■ **DATA FOR PROCESSING**
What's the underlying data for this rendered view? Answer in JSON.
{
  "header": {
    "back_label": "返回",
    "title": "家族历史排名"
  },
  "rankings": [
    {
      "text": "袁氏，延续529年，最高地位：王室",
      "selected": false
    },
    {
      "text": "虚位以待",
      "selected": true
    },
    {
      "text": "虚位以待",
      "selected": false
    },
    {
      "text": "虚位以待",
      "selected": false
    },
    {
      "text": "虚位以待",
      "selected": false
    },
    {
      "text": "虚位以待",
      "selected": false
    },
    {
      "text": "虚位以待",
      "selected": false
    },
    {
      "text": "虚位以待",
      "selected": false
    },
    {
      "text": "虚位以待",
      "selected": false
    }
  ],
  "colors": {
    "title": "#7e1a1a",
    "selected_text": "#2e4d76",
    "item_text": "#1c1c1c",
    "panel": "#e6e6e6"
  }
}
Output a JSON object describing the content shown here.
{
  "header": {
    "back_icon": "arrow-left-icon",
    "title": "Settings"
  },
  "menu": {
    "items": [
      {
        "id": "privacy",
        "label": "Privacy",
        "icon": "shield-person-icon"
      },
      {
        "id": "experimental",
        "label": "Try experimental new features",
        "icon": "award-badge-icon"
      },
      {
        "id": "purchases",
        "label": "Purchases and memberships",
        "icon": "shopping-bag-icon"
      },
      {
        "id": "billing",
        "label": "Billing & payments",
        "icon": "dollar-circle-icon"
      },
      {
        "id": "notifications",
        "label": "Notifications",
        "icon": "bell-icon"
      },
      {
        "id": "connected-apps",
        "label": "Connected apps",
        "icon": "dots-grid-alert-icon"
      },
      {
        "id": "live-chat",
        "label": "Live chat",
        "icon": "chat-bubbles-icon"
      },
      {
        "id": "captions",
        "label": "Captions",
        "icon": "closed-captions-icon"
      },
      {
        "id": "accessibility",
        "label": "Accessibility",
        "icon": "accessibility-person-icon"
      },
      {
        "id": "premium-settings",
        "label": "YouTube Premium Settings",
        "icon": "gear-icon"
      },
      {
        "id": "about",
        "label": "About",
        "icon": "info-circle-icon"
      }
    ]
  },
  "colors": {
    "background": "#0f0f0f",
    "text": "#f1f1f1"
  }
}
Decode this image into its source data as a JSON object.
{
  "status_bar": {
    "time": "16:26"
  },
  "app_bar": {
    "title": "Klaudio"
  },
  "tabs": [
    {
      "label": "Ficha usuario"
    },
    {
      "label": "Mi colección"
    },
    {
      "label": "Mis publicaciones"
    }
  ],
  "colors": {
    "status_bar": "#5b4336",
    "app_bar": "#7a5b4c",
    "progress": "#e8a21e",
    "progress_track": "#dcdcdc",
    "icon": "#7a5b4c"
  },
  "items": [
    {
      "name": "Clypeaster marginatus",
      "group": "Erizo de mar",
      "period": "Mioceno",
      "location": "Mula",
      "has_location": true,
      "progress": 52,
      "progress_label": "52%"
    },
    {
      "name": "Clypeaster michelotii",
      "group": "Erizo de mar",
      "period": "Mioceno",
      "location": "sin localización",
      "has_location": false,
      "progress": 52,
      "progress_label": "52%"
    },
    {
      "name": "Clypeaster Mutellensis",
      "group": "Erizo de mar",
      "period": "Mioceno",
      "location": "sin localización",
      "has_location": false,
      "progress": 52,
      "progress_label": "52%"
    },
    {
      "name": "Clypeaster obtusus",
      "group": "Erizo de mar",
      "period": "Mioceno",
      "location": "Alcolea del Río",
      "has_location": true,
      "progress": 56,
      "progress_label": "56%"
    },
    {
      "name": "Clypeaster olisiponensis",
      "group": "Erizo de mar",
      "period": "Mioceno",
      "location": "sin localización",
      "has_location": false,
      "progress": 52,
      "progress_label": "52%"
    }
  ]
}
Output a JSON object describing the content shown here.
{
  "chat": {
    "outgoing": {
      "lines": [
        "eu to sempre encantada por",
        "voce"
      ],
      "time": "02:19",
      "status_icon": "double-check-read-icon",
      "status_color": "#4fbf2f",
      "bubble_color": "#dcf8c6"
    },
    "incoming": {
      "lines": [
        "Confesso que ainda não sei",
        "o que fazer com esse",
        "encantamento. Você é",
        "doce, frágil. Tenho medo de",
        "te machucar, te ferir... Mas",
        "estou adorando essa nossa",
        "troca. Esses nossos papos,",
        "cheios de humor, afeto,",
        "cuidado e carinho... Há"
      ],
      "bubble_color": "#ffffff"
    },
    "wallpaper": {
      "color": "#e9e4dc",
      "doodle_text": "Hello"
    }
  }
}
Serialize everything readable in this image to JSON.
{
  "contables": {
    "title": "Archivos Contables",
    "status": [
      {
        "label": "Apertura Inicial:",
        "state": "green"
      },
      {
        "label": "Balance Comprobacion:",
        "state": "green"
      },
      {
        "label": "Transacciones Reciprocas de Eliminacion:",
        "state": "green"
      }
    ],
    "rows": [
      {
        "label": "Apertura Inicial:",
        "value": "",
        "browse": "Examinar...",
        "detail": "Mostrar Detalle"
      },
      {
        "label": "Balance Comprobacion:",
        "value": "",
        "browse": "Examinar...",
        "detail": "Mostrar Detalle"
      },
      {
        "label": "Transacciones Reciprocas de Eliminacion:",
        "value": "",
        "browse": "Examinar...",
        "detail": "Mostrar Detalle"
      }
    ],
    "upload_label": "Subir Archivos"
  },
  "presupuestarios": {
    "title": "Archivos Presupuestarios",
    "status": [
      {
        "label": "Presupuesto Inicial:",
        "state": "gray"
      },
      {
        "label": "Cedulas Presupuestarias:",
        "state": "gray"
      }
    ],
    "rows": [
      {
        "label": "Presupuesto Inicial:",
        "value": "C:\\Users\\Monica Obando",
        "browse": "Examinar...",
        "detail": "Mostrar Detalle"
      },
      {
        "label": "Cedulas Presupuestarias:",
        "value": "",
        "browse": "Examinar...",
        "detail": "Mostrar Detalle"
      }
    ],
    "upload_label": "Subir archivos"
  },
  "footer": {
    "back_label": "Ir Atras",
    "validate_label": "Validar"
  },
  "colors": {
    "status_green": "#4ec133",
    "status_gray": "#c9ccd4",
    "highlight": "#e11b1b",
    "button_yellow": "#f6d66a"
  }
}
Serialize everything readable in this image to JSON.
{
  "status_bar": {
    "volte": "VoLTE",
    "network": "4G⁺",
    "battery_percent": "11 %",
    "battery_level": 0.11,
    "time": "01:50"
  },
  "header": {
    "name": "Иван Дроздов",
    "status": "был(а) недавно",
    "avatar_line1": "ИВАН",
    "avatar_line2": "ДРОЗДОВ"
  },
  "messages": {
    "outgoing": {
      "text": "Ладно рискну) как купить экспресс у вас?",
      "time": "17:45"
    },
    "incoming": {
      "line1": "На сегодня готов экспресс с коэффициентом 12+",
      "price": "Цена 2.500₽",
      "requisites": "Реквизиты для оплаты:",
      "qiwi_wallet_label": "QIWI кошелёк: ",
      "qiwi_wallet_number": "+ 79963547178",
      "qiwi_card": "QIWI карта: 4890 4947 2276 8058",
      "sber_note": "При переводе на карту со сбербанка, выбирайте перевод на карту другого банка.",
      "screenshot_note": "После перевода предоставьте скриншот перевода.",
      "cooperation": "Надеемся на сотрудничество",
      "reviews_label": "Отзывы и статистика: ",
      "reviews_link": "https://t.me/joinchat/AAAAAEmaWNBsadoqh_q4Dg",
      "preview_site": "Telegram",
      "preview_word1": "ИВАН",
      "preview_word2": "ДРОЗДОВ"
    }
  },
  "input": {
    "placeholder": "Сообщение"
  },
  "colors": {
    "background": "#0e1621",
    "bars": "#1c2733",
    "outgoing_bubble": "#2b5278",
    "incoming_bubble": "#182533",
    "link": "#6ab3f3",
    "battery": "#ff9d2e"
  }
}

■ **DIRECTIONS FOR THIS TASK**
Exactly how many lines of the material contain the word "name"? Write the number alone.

■ **RESULT OF THIS EXERCISE**
6